Sparkler bombs are constructed by binding together as many as 300 sparklers with tape, leaving one extended to use as a fuse. In 2008, three deaths were attributed to the devices, which can be ignited accidentally by heat or friction. Because they usually contain more than 50 milligrams of the same explosive powder found in firecrackers, they are illegal under U.S. Bureau of Alcohol, Tobacco, Firearms and Explosives (ATF) regulations.
In art and popular culture
An art group, monochrom, was planning to light 10,000 bound sparklers which it described as "symbolic liberation" to reflect that sparklers are generally used in monotheistic traditions. A large group from Toronto, Ontario, Canada also held an event displaying 10,000 sparklers to symbolize brightness, intensity, warmth and creativity. In 1999 the two artists Tobias Kipp and Timo Pitkämö developed a technique of drawing portraits with burning sparklers on paper, which they called pyrografie. Since then the two artists have drawn more than 20,000 pyroportraits.
- "10 safety tips for Guy Fawkes". 5 November 2013. Retrieved 11 August 2014.
- "Fireworks Information Center". United States Condumer Product Safety Commission. Retrieved 11 August 2014.
- "Sparklers for Diwali celebrations". 27 October 2013. Retrieved 11 August 2014.
- "Sparkler compositions". Pyrocreations.com.
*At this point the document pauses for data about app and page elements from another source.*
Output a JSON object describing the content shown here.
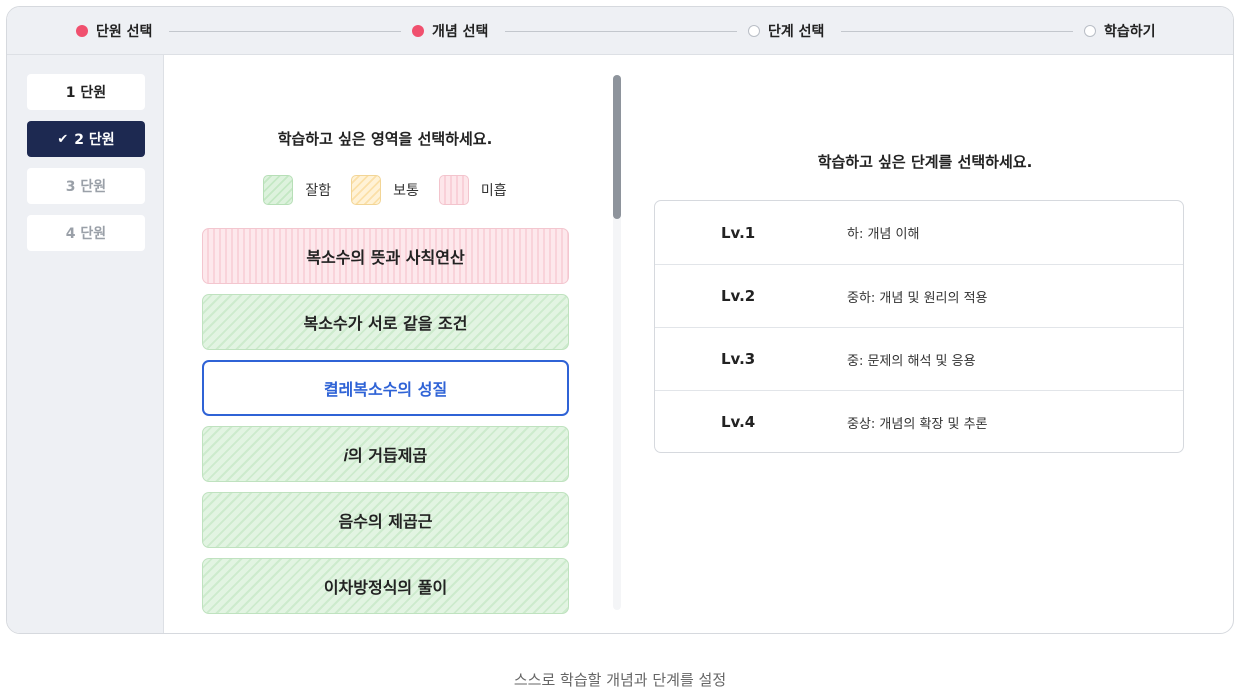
{
  "stepper": {
    "steps": [
      {
        "label": "단원 선택",
        "status": "done"
      },
      {
        "label": "개념 선택",
        "status": "current"
      },
      {
        "label": "단계 선택",
        "status": "pending"
      },
      {
        "label": "학습하기",
        "status": "pending"
      }
    ],
    "active_color": "#f0506e"
  },
  "sidebar": {
    "units": [
      {
        "label": "1 단원",
        "state": "available"
      },
      {
        "label": "2 단원",
        "state": "selected",
        "check": "✔"
      },
      {
        "label": "3 단원",
        "state": "disabled"
      },
      {
        "label": "4 단원",
        "state": "disabled"
      }
    ],
    "selected_color": "#1d2951"
  },
  "concept_panel": {
    "title": "학습하고 싶은 영역을 선택하세요.",
    "legend": [
      {
        "label": "잘함",
        "key": "good"
      },
      {
        "label": "보통",
        "key": "normal"
      },
      {
        "label": "미흡",
        "key": "poor"
      }
    ],
    "topics": [
      {
        "label": "복소수의 뜻과 사칙연산",
        "status": "poor"
      },
      {
        "label": "복소수가 서로 같을 조건",
        "status": "good"
      },
      {
        "label": "켤레복소수의 성질",
        "status": "active"
      },
      {
        "label": "𝑖의 거듭제곱",
        "status": "good"
      },
      {
        "label": "음수의 제곱근",
        "status": "good"
      },
      {
        "label": "이차방정식의 풀이",
        "status": "good"
      }
    ],
    "active_color": "#2f63d6"
  },
  "level_panel": {
    "title": "학습하고 싶은 단계를 선택하세요.",
    "levels": [
      {
        "code": "Lv.1",
        "desc": "하: 개념 이해"
      },
      {
        "code": "Lv.2",
        "desc": "중하: 개념 및 원리의 적용"
      },
      {
        "code": "Lv.3",
        "desc": "중: 문제의 해석 및 응용"
      },
      {
        "code": "Lv.4",
        "desc": "중상: 개념의 확장 및 추론"
      }
    ]
  },
  "caption": "스스로 학습할 개념과 단계를 설정"
}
Archived from the original on 2005-02-13. Retrieved 2016-12-25.
- "Sparklers 16 percent of fireworks harm". United Press International. June 22, 2009.
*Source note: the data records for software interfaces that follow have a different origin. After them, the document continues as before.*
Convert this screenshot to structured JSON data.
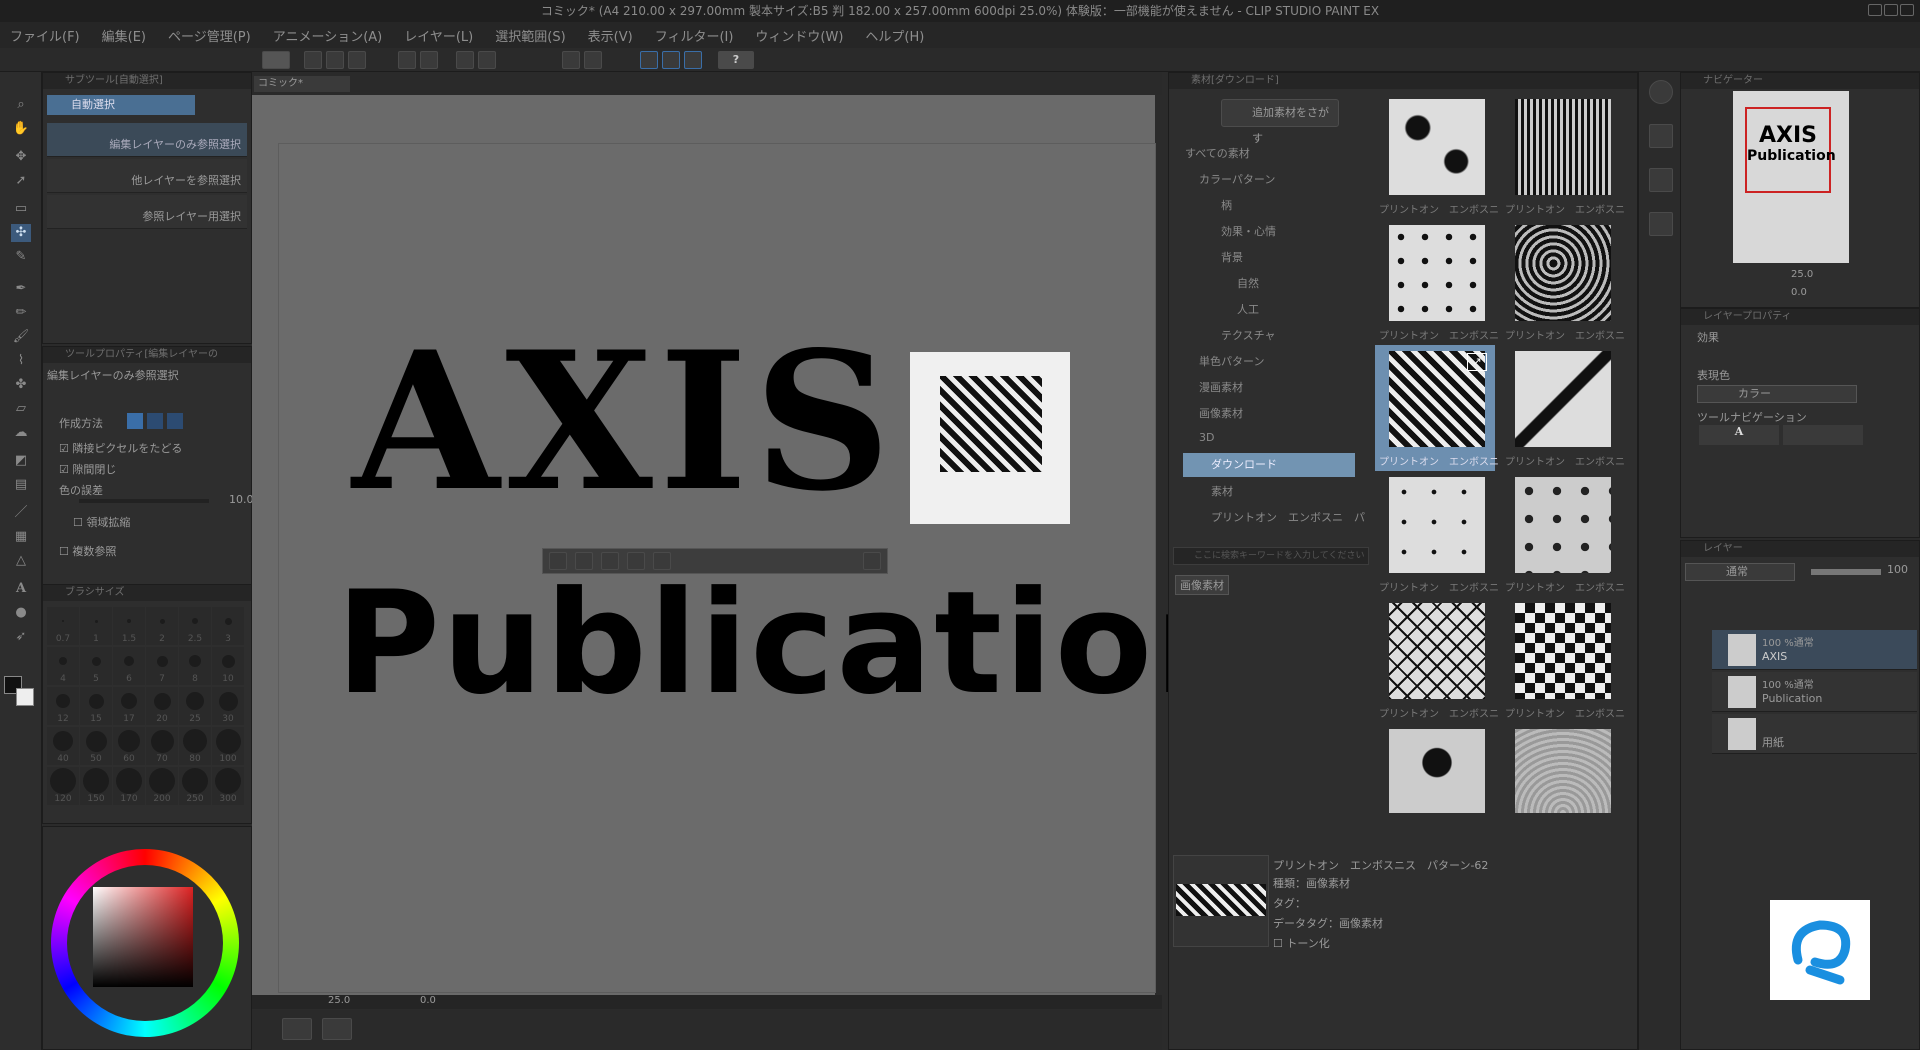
{
  "window": {
    "title": "コミック* (A4 210.00 x 297.00mm 製本サイズ:B5 判 182.00 x 257.00mm 600dpi 25.0%)  体験版：一部機能が使えません - CLIP STUDIO PAINT EX"
  },
  "menu": [
    "ファイル(F)",
    "編集(E)",
    "ページ管理(P)",
    "アニメーション(A)",
    "レイヤー(L)",
    "選択範囲(S)",
    "表示(V)",
    "フィルター(I)",
    "ウィンドウ(W)",
    "ヘルプ(H)"
  ],
  "subtool": {
    "header": "サブツール[自動選択]",
    "tab": "自動選択",
    "items": [
      "編集レイヤーのみ参照選択",
      "他レイヤーを参照選択",
      "参照レイヤー用選択"
    ]
  },
  "toolprop": {
    "header": "ツールプロパティ[編集レイヤーの",
    "name": "編集レイヤーのみ参照選択",
    "mode_label": "作成方法",
    "opt1": "隣接ピクセルをたどる",
    "opt2": "隙間閉じ",
    "tol_label": "色の誤差",
    "tol_value": "10.0",
    "expand": "領域拡縮",
    "multi": "複数参照"
  },
  "brushsize": {
    "header": "ブラシサイズ",
    "sizes": [
      "0.7",
      "1",
      "1.5",
      "2",
      "2.5",
      "3",
      "4",
      "5",
      "6",
      "7",
      "8",
      "10",
      "12",
      "15",
      "17",
      "20",
      "25",
      "30",
      "40",
      "50",
      "60",
      "70",
      "80",
      "100",
      "120",
      "150",
      "170",
      "200",
      "250",
      "300"
    ]
  },
  "canvas": {
    "tab": "コミック*",
    "line1": "AXIS",
    "line2": "Publication",
    "zoom": "25.0",
    "angle": "0.0"
  },
  "material": {
    "header": "素材[ダウンロード]",
    "search_btn": "追加素材をさがす",
    "tree": [
      "すべての素材",
      "カラーパターン",
      "柄",
      "効果・心情",
      "背景",
      "自然",
      "人工",
      "テクスチャ",
      "単色パターン",
      "漫画素材",
      "画像素材",
      "3D",
      "ダウンロード",
      "素材",
      "プリントオン　エンボスニ　パ"
    ],
    "search_placeholder": "ここに検索キーワードを入力してください",
    "tag": "画像素材",
    "item_label": "プリントオン　エンボスニス　パター",
    "detail": {
      "name": "プリントオン　エンボスニス　パターン-62",
      "type": "種類：画像素材",
      "tag": "タグ：",
      "datatag": "データタグ：画像素材",
      "tone": "トーン化"
    }
  },
  "navigator": {
    "header": "ナビゲーター",
    "thumb_line1": "AXIS",
    "thumb_line2": "Publication",
    "zoom": "25.0",
    "angle": "0.0"
  },
  "layerprop": {
    "header": "レイヤープロパティ",
    "effect": "効果",
    "color_label": "表現色",
    "color_value": "カラー",
    "toolnav": "ツールナビゲーション"
  },
  "layers": {
    "header": "レイヤー",
    "blend": "通常",
    "opacity": "100",
    "rows": [
      {
        "meta": "100 %通常",
        "name": "AXIS"
      },
      {
        "meta": "100 %通常",
        "name": "Publication"
      },
      {
        "meta": "",
        "name": "用紙"
      }
    ]
  }
}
- "The Dangers of Fireworks" (PDF). Topical Fire Research Series. U.S. Fire Administration/National Fire Data Center. 5 (4). June 2005. Archived from the original (PDF) on 2010-12-07. Retrieved 2011-06-28.
- "Fireworks-Related Deaths, Emergency Department-Treated Injuries, and Enforcement Activities During 2011", U.S. Consumer Product Safety Commission, June 2012.
- "Fireworks-Related Deaths, Emergency Department-Treated Injuries, and Enforcement Activities During 2012, U.S. Consumer Product Safety Commission, June 2013.
- "Fireworks-Related Deaths, Emergency Department-Treated Injuries, and Enforcement Activities During 2013", U.S. Consumer Product Safety Commission, June 2014
- "Fireworks-Related Deaths, Emergency Department-Treated Injuries, and Enforcement Activities During 2014", U.S. Consumer Product Safety Commission, June 2015
- "Sparklers Can Burn at 2,000 Degrees Fahrenheit" (PDF). United States Consumer Product Safety Commission. Retrieved 11 August 2014.
- 'Sparkler Bombs' Mar Celebrations, Wall Street Journal
- Free Bariumnitrate Archived February 27, 2007, at the Wayback Machine
- http://ReinventWinter.net Reinventwinter.net